Collected data entries:
────────────────────────────────────────
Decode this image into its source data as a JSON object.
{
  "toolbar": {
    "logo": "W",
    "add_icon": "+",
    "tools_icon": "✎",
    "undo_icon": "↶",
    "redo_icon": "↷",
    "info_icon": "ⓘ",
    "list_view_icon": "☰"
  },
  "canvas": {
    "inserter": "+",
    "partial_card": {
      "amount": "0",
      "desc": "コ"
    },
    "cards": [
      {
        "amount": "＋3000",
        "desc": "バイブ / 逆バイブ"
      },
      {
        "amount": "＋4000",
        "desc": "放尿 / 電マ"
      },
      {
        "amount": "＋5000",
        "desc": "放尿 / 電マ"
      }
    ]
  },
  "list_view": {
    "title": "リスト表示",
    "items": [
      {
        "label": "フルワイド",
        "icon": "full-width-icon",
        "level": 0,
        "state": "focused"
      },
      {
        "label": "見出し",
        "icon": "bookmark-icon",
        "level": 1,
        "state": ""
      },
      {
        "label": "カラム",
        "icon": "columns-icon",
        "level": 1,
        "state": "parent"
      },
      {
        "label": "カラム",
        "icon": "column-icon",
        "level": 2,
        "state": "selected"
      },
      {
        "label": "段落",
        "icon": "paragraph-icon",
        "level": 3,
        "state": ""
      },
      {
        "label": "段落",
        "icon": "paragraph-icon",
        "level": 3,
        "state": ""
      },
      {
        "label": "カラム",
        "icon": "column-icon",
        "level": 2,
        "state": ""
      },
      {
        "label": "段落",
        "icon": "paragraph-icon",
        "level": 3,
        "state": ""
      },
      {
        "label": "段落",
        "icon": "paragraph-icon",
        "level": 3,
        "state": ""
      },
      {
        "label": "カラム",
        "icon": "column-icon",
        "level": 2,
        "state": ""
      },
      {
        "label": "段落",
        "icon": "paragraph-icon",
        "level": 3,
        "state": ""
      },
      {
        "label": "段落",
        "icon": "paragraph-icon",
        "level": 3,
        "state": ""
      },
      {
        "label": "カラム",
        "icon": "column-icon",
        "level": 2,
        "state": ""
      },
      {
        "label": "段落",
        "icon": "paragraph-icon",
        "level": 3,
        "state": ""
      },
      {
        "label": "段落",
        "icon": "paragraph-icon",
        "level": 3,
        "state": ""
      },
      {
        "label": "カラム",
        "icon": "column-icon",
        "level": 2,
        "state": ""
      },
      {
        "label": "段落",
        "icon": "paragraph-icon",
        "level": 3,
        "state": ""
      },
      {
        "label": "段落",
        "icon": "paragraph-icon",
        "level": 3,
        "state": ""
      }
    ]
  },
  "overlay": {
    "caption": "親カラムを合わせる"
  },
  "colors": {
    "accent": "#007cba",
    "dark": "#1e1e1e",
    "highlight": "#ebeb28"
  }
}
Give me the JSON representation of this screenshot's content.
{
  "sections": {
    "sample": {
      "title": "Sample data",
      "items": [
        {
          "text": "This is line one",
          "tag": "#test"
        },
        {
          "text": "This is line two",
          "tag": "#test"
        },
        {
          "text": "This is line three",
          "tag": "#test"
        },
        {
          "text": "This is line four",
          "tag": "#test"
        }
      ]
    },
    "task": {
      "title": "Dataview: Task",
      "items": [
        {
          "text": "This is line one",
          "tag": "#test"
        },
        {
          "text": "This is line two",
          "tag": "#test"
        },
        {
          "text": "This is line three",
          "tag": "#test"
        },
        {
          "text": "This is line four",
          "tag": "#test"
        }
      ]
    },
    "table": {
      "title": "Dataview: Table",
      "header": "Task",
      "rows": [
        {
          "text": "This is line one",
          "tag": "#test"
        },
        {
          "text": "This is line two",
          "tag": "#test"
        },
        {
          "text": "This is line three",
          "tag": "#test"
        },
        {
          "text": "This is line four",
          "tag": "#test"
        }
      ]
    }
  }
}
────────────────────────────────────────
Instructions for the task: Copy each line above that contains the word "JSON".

Solution to this exercise:
Decode this image into its source data as a JSON object.
Give me the JSON representation of this screenshot's content.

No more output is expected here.